Is Tuukka Rask the Rodney Dangerfield of the Boston sports scene? Former Boston Bruins goalie Reggie Lemelin believes he is and also thinks that Rask doesn’t get enough respect around the NHL either.
“Tuukka Rask’s not just the Rodney Dangerfield of Boston but of NHL goalies too; he ‘can’t get no respect’” Lemelin recently told Boston Hockey Now.
Even with the NHL on pause for the past two months, Rask has still been a lightning rod for criticism; so much so that his teammate and captain Zdeno Chara made a point to come to his defense on Instagram last month. In a Zoom conference call with the media Monday, Rask was asked why so many in Boston can’t seem to give him his due props?
“It’s something that I think I’ve said a thousand times previously, it comes with the territory,” Rask replied when asked about Lemelin’s Dangerfield analogy. “In a town like this, people love their sports. It doesn’t matter if it’s basketball, hockey, baseball or football. There’s always the fans out there who want to see you win and succeed, but they have their right to criticize you. And I’ve accepted the fact that my job is what it is. Sometimes people praise you, and sometimes they don’t.”
When Lemelin and Andy Moog patrolled the Bruins crease from 1988-92, the only championships the city of Boston had tasted since Bobby Orr and the Big Bad Bruins hoisted the Stanley Cup in 1970 and 1972, was the Celtics dynasty of the 1980’s. With Lemelin between the pipes in the 1988 Stanley Cup playoffs, the Bruins beat the Canadiens in the playoffs for the first time in 45 years.

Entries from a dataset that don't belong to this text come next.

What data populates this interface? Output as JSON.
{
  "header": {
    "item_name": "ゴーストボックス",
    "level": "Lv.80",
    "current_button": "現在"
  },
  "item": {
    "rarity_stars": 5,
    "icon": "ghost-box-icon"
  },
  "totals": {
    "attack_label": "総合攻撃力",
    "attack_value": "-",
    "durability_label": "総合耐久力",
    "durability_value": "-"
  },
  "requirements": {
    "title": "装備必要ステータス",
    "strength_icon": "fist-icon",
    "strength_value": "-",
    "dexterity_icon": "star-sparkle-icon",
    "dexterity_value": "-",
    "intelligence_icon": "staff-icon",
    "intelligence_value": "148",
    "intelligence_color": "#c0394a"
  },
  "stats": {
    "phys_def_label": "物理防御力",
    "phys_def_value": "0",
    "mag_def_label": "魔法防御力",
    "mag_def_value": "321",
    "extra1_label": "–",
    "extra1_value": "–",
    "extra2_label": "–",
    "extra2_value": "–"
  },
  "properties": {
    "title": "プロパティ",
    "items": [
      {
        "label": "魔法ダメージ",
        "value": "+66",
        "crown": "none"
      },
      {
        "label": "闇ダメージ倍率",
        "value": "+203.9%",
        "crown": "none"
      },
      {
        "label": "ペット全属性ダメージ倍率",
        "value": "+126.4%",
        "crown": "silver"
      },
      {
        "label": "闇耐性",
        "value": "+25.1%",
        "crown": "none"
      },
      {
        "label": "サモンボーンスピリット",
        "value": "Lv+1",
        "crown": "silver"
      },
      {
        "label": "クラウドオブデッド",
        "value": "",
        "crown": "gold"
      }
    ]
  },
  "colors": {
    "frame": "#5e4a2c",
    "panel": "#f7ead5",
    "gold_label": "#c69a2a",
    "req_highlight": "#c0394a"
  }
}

“That was my first year and Andy’s first year and after we beat Montreal, it was like we won the Stanley Cup,” Lemelin recalled. “I was like ‘Hey this is just the second round, we still got two to go!’ but it was so great to be a part of that and that run even though we lost in the Final.”
It wasn’t until the Red Sox broke the curse in 2004, that the city was reminded what winning a championship felt like. Over the last 20 years though, between the Bruins, Celtics, Red Sox and Patriots, Boston has been blessed with eleven championships and the expectation around Boston sports now is to win a championship or else! As Lemelin pointed out, that’s likely why, despite being the winningest goalie in franchise history with a record of 291-158-64 in 536 NHL games as well as a 2.12 GAA, .929 save percentage and 50 shutouts, Rask gets the Dangerfield treatment. He also made a point to note that Rask is an even better person than he is a goalie.
“I’ll tell you what, I got to know him personally at a few different Bruins golf tournaments and some other events and he’s a great guy,” Lemelin said of Rask. “He’s performed so steady and so well but I think it’s the expectation level here in Boston because we have so many good teams that keep winning championships. It carries from one sport to the next here and if you don’t win the championship the fans are like ‘What are you doing? You’re supposed to win!’ but I think he’s just a fantastic goalie. He had an unbelievable playoff last year and then the last game, the whole team laid an egg but everyone blames him? It’s not right.”
Rask – who said Monday he’s not thinking of retiring – understands the championship ultimatum attitude in Boston and hopes to meet those expectations before his contract runs out after next season. Until then, he plans to just continue to perform to the level that still has him amongst the NHL’s elite goalies with a 26-8-6 record this season and a league-leading 2.12 GAA and .929 save percentage.
“I just try to do my job as good as I can every night, give us a chance to win, and then what comes with that, it comes,” the frequently embattled goaltender said. “But maybe in the future after I retire and look back, you kind of appreciate yourself more and see what you did and obviously this city is known to win championships, and your success is measured by winning championships.
I’ve gotten to the Finals with the team twice as a playing goalie. Didn’t win, but I think it’s still a great accomplishment to reach that point, going to the Finals. Obviously it would be nice to be known as a champion in those years, but it didn’t happen and we just have to live with that. I think I’ve played a good career so far, and hopefully, there are some more years left and even maybe a championship in the future and hopefully, I can improve my play as well.”